▼

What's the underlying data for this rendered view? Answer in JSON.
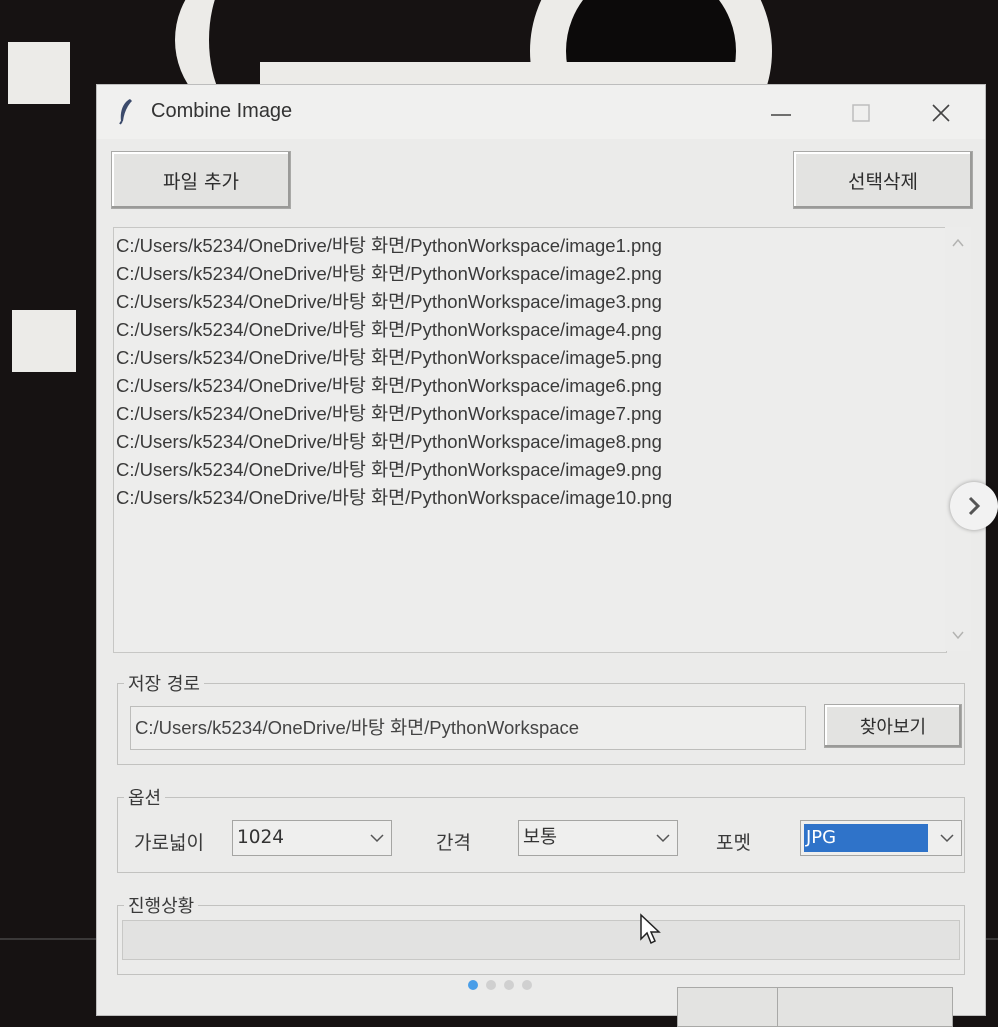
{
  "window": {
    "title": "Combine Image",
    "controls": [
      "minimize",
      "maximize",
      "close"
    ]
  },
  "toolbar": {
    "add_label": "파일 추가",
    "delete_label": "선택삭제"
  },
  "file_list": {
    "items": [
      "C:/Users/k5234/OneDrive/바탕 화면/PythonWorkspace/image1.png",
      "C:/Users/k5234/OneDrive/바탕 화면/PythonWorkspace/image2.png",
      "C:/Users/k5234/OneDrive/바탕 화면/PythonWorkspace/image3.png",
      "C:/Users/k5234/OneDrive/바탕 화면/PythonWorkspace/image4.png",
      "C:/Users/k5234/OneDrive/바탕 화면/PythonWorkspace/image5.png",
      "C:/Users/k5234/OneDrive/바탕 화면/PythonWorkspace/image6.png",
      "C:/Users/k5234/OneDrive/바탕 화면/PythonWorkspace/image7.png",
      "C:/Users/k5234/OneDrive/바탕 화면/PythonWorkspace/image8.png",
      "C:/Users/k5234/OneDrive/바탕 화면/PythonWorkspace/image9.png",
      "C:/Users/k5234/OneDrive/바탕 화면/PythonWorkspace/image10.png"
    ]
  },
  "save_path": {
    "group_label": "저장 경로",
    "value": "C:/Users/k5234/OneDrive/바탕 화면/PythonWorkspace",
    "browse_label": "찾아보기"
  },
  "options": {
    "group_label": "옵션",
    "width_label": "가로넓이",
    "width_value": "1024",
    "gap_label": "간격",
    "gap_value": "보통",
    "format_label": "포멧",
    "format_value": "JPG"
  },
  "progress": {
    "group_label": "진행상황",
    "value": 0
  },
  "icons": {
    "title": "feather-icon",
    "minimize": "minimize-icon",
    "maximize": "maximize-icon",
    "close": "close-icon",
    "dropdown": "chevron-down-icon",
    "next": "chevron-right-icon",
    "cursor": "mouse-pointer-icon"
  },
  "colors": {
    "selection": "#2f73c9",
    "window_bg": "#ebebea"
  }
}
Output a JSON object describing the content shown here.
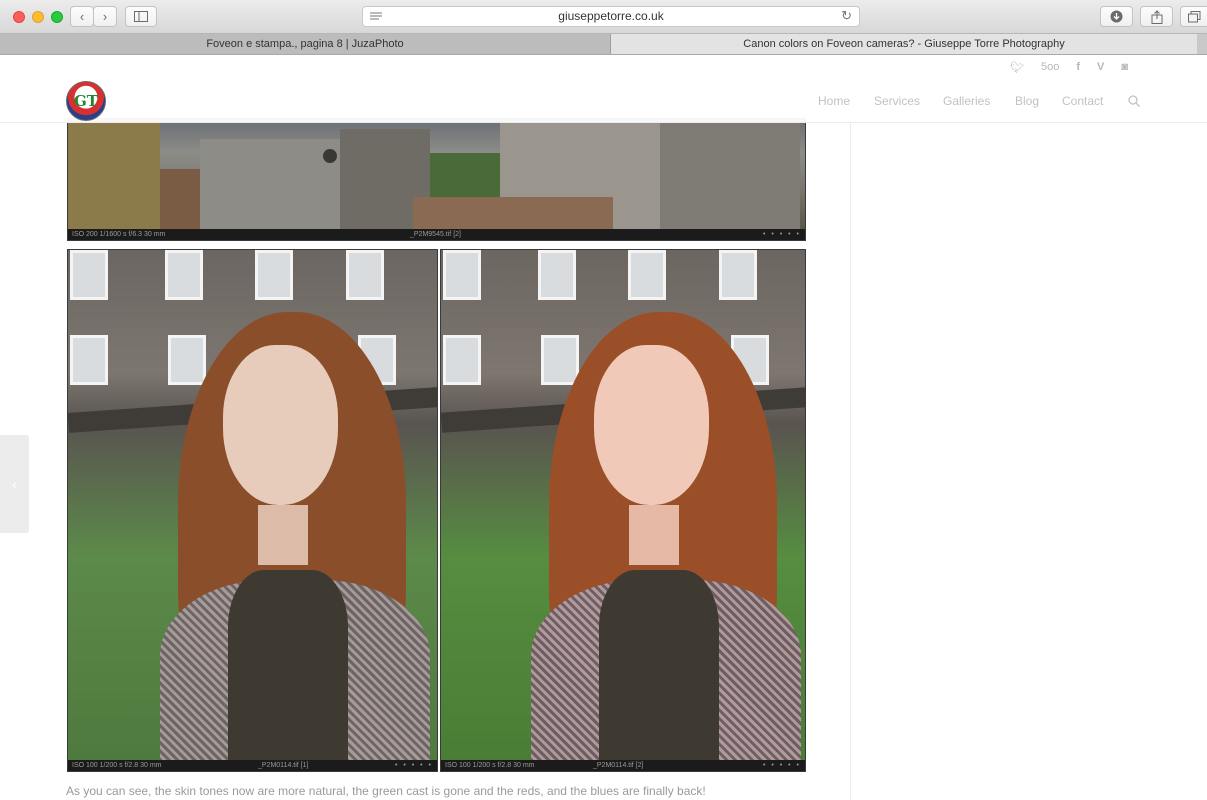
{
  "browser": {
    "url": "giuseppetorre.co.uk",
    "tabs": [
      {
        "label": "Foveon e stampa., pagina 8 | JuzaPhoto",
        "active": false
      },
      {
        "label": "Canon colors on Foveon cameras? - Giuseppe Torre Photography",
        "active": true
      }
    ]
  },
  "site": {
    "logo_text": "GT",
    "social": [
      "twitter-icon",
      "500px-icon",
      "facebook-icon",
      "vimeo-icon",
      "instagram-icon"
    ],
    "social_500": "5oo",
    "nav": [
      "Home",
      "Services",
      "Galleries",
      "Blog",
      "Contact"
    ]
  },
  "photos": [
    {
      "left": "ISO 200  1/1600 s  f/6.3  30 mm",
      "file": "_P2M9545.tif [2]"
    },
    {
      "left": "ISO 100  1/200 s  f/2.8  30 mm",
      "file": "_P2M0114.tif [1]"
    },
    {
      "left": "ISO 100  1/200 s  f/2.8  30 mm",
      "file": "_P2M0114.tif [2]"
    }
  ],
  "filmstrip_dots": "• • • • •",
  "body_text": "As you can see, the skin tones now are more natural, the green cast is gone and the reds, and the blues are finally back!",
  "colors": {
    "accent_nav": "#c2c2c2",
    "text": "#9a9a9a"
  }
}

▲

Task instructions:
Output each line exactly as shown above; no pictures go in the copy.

Result of the task:
What's the underlying data for this rendered view? Answer in JSON.
{
  "window": {
    "title": "Combine Image",
    "controls": [
      "minimize",
      "maximize",
      "close"
    ]
  },
  "toolbar": {
    "add_label": "파일 추가",
    "delete_label": "선택삭제"
  },
  "file_list": {
    "items": [
      "C:/Users/k5234/OneDrive/바탕 화면/PythonWorkspace/image1.png",
      "C:/Users/k5234/OneDrive/바탕 화면/PythonWorkspace/image2.png",
      "C:/Users/k5234/OneDrive/바탕 화면/PythonWorkspace/image3.png",
      "C:/Users/k5234/OneDrive/바탕 화면/PythonWorkspace/image4.png",
      "C:/Users/k5234/OneDrive/바탕 화면/PythonWorkspace/image5.png",
      "C:/Users/k5234/OneDrive/바탕 화면/PythonWorkspace/image6.png",
      "C:/Users/k5234/OneDrive/바탕 화면/PythonWorkspace/image7.png",
      "C:/Users/k5234/OneDrive/바탕 화면/PythonWorkspace/image8.png",
      "C:/Users/k5234/OneDrive/바탕 화면/PythonWorkspace/image9.png",
      "C:/Users/k5234/OneDrive/바탕 화면/PythonWorkspace/image10.png"
    ]
  },
  "save_path": {
    "group_label": "저장 경로",
    "value": "C:/Users/k5234/OneDrive/바탕 화면/PythonWorkspace",
    "browse_label": "찾아보기"
  },
  "options": {
    "group_label": "옵션",
    "width_label": "가로넓이",
    "width_value": "1024",
    "gap_label": "간격",
    "gap_value": "보통",
    "format_label": "포멧",
    "format_value": "JPG"
  },
  "progress": {
    "group_label": "진행상황",
    "value": 0
  },
  "icons": {
    "title": "feather-icon",
    "minimize": "minimize-icon",
    "maximize": "maximize-icon",
    "close": "close-icon",
    "dropdown": "chevron-down-icon",
    "next": "chevron-right-icon",
    "cursor": "mouse-pointer-icon"
  },
  "colors": {
    "selection": "#2f73c9",
    "window_bg": "#ebebea"
  }
}
Output a JSON object describing the content shown here.
{
  "browser": {
    "url": "giuseppetorre.co.uk",
    "tabs": [
      {
        "label": "Foveon e stampa., pagina 8 | JuzaPhoto",
        "active": false
      },
      {
        "label": "Canon colors on Foveon cameras? - Giuseppe Torre Photography",
        "active": true
      }
    ]
  },
  "site": {
    "logo_text": "GT",
    "social": [
      "twitter-icon",
      "500px-icon",
      "facebook-icon",
      "vimeo-icon",
      "instagram-icon"
    ],
    "social_500": "5oo",
    "nav": [
      "Home",
      "Services",
      "Galleries",
      "Blog",
      "Contact"
    ]
  },
  "photos": [
    {
      "left": "ISO 200  1/1600 s  f/6.3  30 mm",
      "file": "_P2M9545.tif [2]"
    },
    {
      "left": "ISO 100  1/200 s  f/2.8  30 mm",
      "file": "_P2M0114.tif [1]"
    },
    {
      "left": "ISO 100  1/200 s  f/2.8  30 mm",
      "file": "_P2M0114.tif [2]"
    }
  ],
  "filmstrip_dots": "• • • • •",
  "body_text": "As you can see, the skin tones now are more natural, the green cast is gone and the reds, and the blues are finally back!",
  "colors": {
    "accent_nav": "#c2c2c2",
    "text": "#9a9a9a"
  }
}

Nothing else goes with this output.